Rodenbach Vintage is selected from a single foeder – so all of the character from that foeder is in evidence in the beer, and the flavours present in Rodenbach Vintage can vary slightly (just the same as different vintage wines can vary). Rodenbach Grand Cru consists of 66% two to three year old beer blended with 33% one year old beer. Rodenbach Classic consists of 25% two to three year old beer blended with 75% one year old beer.
This translates into a complexity of flavour both within the beer and over time. Each year that I have tasted Rodenbach Vintage, I have noticed a distinct flavour that evolves from the year before. There is still a wonderful complexity to Vintage, but the balance of the beer tends to favour a particular flavour in one year more so than it does in others. Going back some years ago, cherry was coming through more distinctly. The next year, raspberry was more in evidence. In more recent times, cider apple vinegar and balsamic vinegar were the notes that came through up front. All of the other flavours were present as well – just the balance and dominance of individual flavours varied slightly in vintage each year. This drift can be more noticeable in Rodenbach Grand Cru (recently, in a tasting I was getting the cider apple vinegar more so that the cherry or raspberry that I had come to associate with Grand Cru).
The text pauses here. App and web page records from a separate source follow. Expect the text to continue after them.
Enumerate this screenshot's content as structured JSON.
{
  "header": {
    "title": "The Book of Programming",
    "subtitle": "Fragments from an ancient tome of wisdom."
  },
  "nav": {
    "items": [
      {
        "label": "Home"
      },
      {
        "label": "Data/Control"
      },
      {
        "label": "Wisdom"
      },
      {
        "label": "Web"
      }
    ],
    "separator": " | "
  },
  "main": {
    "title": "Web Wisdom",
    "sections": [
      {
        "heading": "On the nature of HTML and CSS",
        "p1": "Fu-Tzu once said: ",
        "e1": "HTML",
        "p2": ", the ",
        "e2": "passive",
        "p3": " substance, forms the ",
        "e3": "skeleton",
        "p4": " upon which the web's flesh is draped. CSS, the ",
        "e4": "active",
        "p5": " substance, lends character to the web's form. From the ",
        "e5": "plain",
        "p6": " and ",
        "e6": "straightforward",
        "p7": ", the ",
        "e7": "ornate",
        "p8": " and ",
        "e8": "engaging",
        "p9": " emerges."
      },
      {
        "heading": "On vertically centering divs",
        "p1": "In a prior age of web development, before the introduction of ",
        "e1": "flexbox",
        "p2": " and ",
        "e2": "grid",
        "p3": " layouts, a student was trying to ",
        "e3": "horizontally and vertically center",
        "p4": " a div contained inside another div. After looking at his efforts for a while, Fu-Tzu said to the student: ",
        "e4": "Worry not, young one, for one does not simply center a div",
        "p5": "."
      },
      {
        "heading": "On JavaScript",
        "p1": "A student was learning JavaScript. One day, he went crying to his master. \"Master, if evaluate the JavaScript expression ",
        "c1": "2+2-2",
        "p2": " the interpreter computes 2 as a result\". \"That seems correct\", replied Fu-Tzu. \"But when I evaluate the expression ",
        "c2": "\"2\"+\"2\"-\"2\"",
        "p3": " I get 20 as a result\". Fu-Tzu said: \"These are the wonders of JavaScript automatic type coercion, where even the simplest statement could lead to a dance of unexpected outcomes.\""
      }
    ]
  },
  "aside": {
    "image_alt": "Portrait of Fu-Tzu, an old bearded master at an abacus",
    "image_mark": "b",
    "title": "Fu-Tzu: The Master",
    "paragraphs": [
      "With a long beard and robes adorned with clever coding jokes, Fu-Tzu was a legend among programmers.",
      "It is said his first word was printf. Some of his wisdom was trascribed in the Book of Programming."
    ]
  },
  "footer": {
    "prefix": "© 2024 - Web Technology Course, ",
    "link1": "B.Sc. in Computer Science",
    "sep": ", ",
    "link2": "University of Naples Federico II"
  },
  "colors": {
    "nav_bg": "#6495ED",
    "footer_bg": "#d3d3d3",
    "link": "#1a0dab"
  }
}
When it comes to Rodenbach Classic, the blending of beers means that the flavours mentioned above tend to be all present, but balanced to afford a degree of subtlety and complexity that means that individual flavours tend not to punch through as much. Aromas of cola cube, woody/oaky and cherry with a touch of chilli and black pepper spice (that doesn’t follow through to taste) are all present. Flavours that come through on the palate include the full palate of flavours that come through in different versions of Rodenbach Vintage. Cherry, raspberry, cola, cider apple, balsamic vinegar are all present and combine to provide a distinctly refreshing taste experience. Not surprisingly given that Rodenbach is a member of the sour beer family, Rodenbach Classic has a tart sourness on the palate that further contributes to the beers superbly refreshing character.